» **WHAT THE TASK REQUIRES**
Images are to be left out; everything else in the records gets copied exactly.

....

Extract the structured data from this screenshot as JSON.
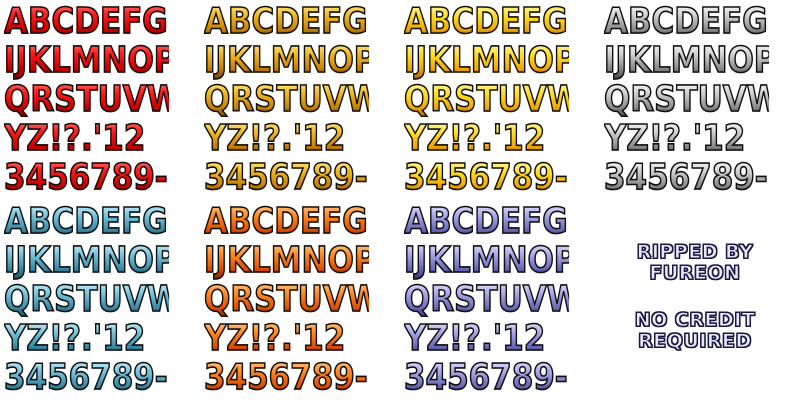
{
  "sprite_sheet": {
    "glyph_rows": [
      "ABCDEFGH",
      "IJKLMNOP",
      "QRSTUVWX",
      "YZ!?.'12",
      "3456789-"
    ],
    "variants": [
      {
        "id": "red",
        "color": "#e00000"
      },
      {
        "id": "amber",
        "color": "#d89000"
      },
      {
        "id": "yellow",
        "color": "#ffd000"
      },
      {
        "id": "silver",
        "color": "#9a9a9a"
      },
      {
        "id": "teal",
        "color": "#4a9ab8"
      },
      {
        "id": "orange",
        "color": "#f06010"
      },
      {
        "id": "purple",
        "color": "#7a7ac8"
      }
    ]
  },
  "credits": {
    "line1": "RIPPED BY",
    "line2": "FUREON",
    "line3": "NO CREDIT",
    "line4": "REQUIRED"
  }
}
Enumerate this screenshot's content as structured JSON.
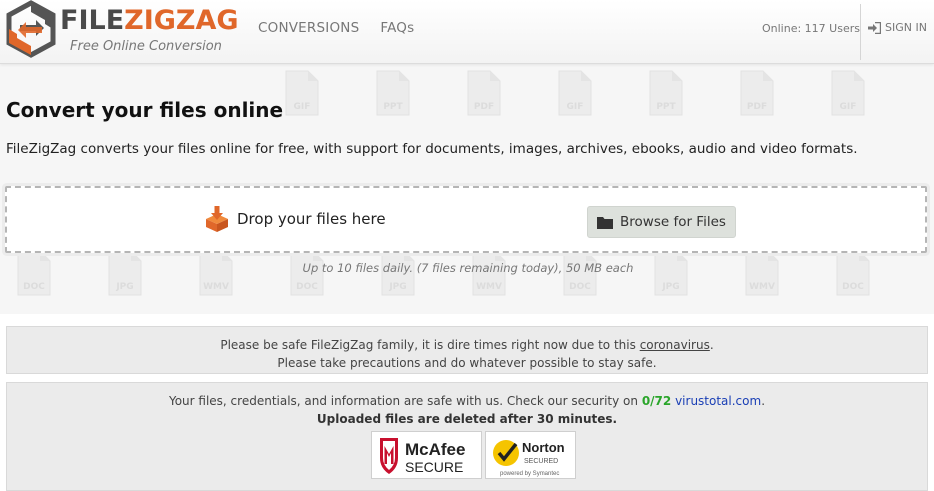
{
  "header": {
    "logo_text_a": "FILE",
    "logo_text_b": "ZIGZAG",
    "logo_sub": "Free Online Conversion",
    "nav": [
      {
        "label": "CONVERSIONS"
      },
      {
        "label": "FAQs"
      }
    ],
    "online": "Online: 117 Users",
    "signin": "SIGN IN"
  },
  "main": {
    "title": "Convert your files online",
    "description": "FileZigZag converts your files online for free, with support for documents, images, archives, ebooks, audio and video formats.",
    "drop_label": "Drop your files here",
    "browse_label": "Browse for Files",
    "limits": "Up to 10 files daily. (7 files remaining today), 50 MB each"
  },
  "pattern": {
    "row1": [
      "GIF",
      "PPT",
      "PDF",
      "GIF",
      "PPT",
      "PDF",
      "GIF"
    ],
    "row2": [
      "DOC",
      "JPG",
      "WMV",
      "DOC",
      "JPG",
      "WMV",
      "DOC",
      "JPG",
      "WMV",
      "DOC"
    ]
  },
  "notices": {
    "covid_line1_pre": "Please be safe FileZigZag family, it is dire times right now due to this ",
    "covid_link": "coronavirus",
    "covid_line1_post": ".",
    "covid_line2": "Please take precautions and do whatever possible to stay safe.",
    "security_pre": "Your files, credentials, and information are safe with us. Check our security on ",
    "security_score": "0/72",
    "security_link": "virustotal.com",
    "security_post": ".",
    "deleted": "Uploaded files are deleted after 30 minutes."
  },
  "badges": {
    "mcafee_name": "McAfee",
    "mcafee_secure": "SECURE",
    "norton_name": "Norton",
    "norton_secured": "SECURED",
    "norton_powered": "powered by Symantec"
  },
  "colors": {
    "brand_orange": "#e0672a",
    "brand_gray": "#4a4a4a",
    "link_blue": "#1a3fb5",
    "score_green": "#2aa52a"
  }
}
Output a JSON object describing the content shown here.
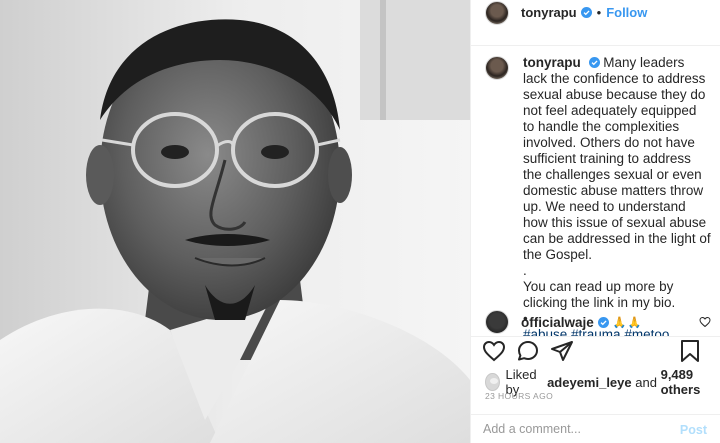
{
  "post": {
    "author": "tonyrapu",
    "follow_label": "Follow",
    "separator": "•",
    "caption_text": "Many leaders lack the confidence to address sexual abuse because they do not feel adequately equipped to handle the complexities involved. Others do not have sufficient training to address the challenges sexual or even domestic abuse matters throw up. We need to understand how this issue of sexual abuse can be addressed in the light of the Gospel.\n.\nYou can read up more by clicking the link in my bio.\n•",
    "hashtags": "#abuse #trauma #metoo",
    "caption_age": "23h",
    "comment": {
      "user": "officialwaje",
      "text": "🙏🙏"
    },
    "likes": {
      "prefix": "Liked by",
      "user": "adeyemi_leye",
      "connector": "and",
      "others": "9,489 others"
    },
    "timestamp": "23 HOURS AGO",
    "add_comment_placeholder": "Add a comment...",
    "post_label": "Post"
  },
  "icons": {
    "verified": "verified-badge-icon",
    "heart": "heart-icon",
    "comment": "comment-icon",
    "share": "share-icon",
    "save": "bookmark-icon",
    "emoji": "emoji-icon"
  },
  "colors": {
    "link_blue": "#3897f0",
    "hashtag_blue": "#003569",
    "muted_gray": "#999999",
    "post_disabled": "#b2dffc"
  }
}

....

» **SOLVED EXERCISE**
Extract the structured data from this screenshot as JSON.
{
  "sprite_sheet": {
    "glyph_rows": [
      "ABCDEFGH",
      "IJKLMNOP",
      "QRSTUVWX",
      "YZ!?.'12",
      "3456789-"
    ],
    "variants": [
      {
        "id": "red",
        "color": "#e00000"
      },
      {
        "id": "amber",
        "color": "#d89000"
      },
      {
        "id": "yellow",
        "color": "#ffd000"
      },
      {
        "id": "silver",
        "color": "#9a9a9a"
      },
      {
        "id": "teal",
        "color": "#4a9ab8"
      },
      {
        "id": "orange",
        "color": "#f06010"
      },
      {
        "id": "purple",
        "color": "#7a7ac8"
      }
    ]
  },
  "credits": {
    "line1": "RIPPED BY",
    "line2": "FUREON",
    "line3": "NO CREDIT",
    "line4": "REQUIRED"
  }
}
Enumerate this screenshot's content as structured JSON.
{
  "header": {
    "logo_text_a": "FILE",
    "logo_text_b": "ZIGZAG",
    "logo_sub": "Free Online Conversion",
    "nav": [
      {
        "label": "CONVERSIONS"
      },
      {
        "label": "FAQs"
      }
    ],
    "online": "Online: 117 Users",
    "signin": "SIGN IN"
  },
  "main": {
    "title": "Convert your files online",
    "description": "FileZigZag converts your files online for free, with support for documents, images, archives, ebooks, audio and video formats.",
    "drop_label": "Drop your files here",
    "browse_label": "Browse for Files",
    "limits": "Up to 10 files daily. (7 files remaining today), 50 MB each"
  },
  "pattern": {
    "row1": [
      "GIF",
      "PPT",
      "PDF",
      "GIF",
      "PPT",
      "PDF",
      "GIF"
    ],
    "row2": [
      "DOC",
      "JPG",
      "WMV",
      "DOC",
      "JPG",
      "WMV",
      "DOC",
      "JPG",
      "WMV",
      "DOC"
    ]
  },
  "notices": {
    "covid_line1_pre": "Please be safe FileZigZag family, it is dire times right now due to this ",
    "covid_link": "coronavirus",
    "covid_line1_post": ".",
    "covid_line2": "Please take precautions and do whatever possible to stay safe.",
    "security_pre": "Your files, credentials, and information are safe with us. Check our security on ",
    "security_score": "0/72",
    "security_link": "virustotal.com",
    "security_post": ".",
    "deleted": "Uploaded files are deleted after 30 minutes."
  },
  "badges": {
    "mcafee_name": "McAfee",
    "mcafee_secure": "SECURE",
    "norton_name": "Norton",
    "norton_secured": "SECURED",
    "norton_powered": "powered by Symantec"
  },
  "colors": {
    "brand_orange": "#e0672a",
    "brand_gray": "#4a4a4a",
    "link_blue": "#1a3fb5",
    "score_green": "#2aa52a"
  }
}
Output a JSON object describing the content shown here.
{
  "post": {
    "author": "tonyrapu",
    "follow_label": "Follow",
    "separator": "•",
    "caption_text": "Many leaders lack the confidence to address sexual abuse because they do not feel adequately equipped to handle the complexities involved. Others do not have sufficient training to address the challenges sexual or even domestic abuse matters throw up. We need to understand how this issue of sexual abuse can be addressed in the light of the Gospel.\n.\nYou can read up more by clicking the link in my bio.\n•",
    "hashtags": "#abuse #trauma #metoo",
    "caption_age": "23h",
    "comment": {
      "user": "officialwaje",
      "text": "🙏🙏"
    },
    "likes": {
      "prefix": "Liked by",
      "user": "adeyemi_leye",
      "connector": "and",
      "others": "9,489 others"
    },
    "timestamp": "23 HOURS AGO",
    "add_comment_placeholder": "Add a comment...",
    "post_label": "Post"
  },
  "icons": {
    "verified": "verified-badge-icon",
    "heart": "heart-icon",
    "comment": "comment-icon",
    "share": "share-icon",
    "save": "bookmark-icon",
    "emoji": "emoji-icon"
  },
  "colors": {
    "link_blue": "#3897f0",
    "hashtag_blue": "#003569",
    "muted_gray": "#999999",
    "post_disabled": "#b2dffc"
  }
}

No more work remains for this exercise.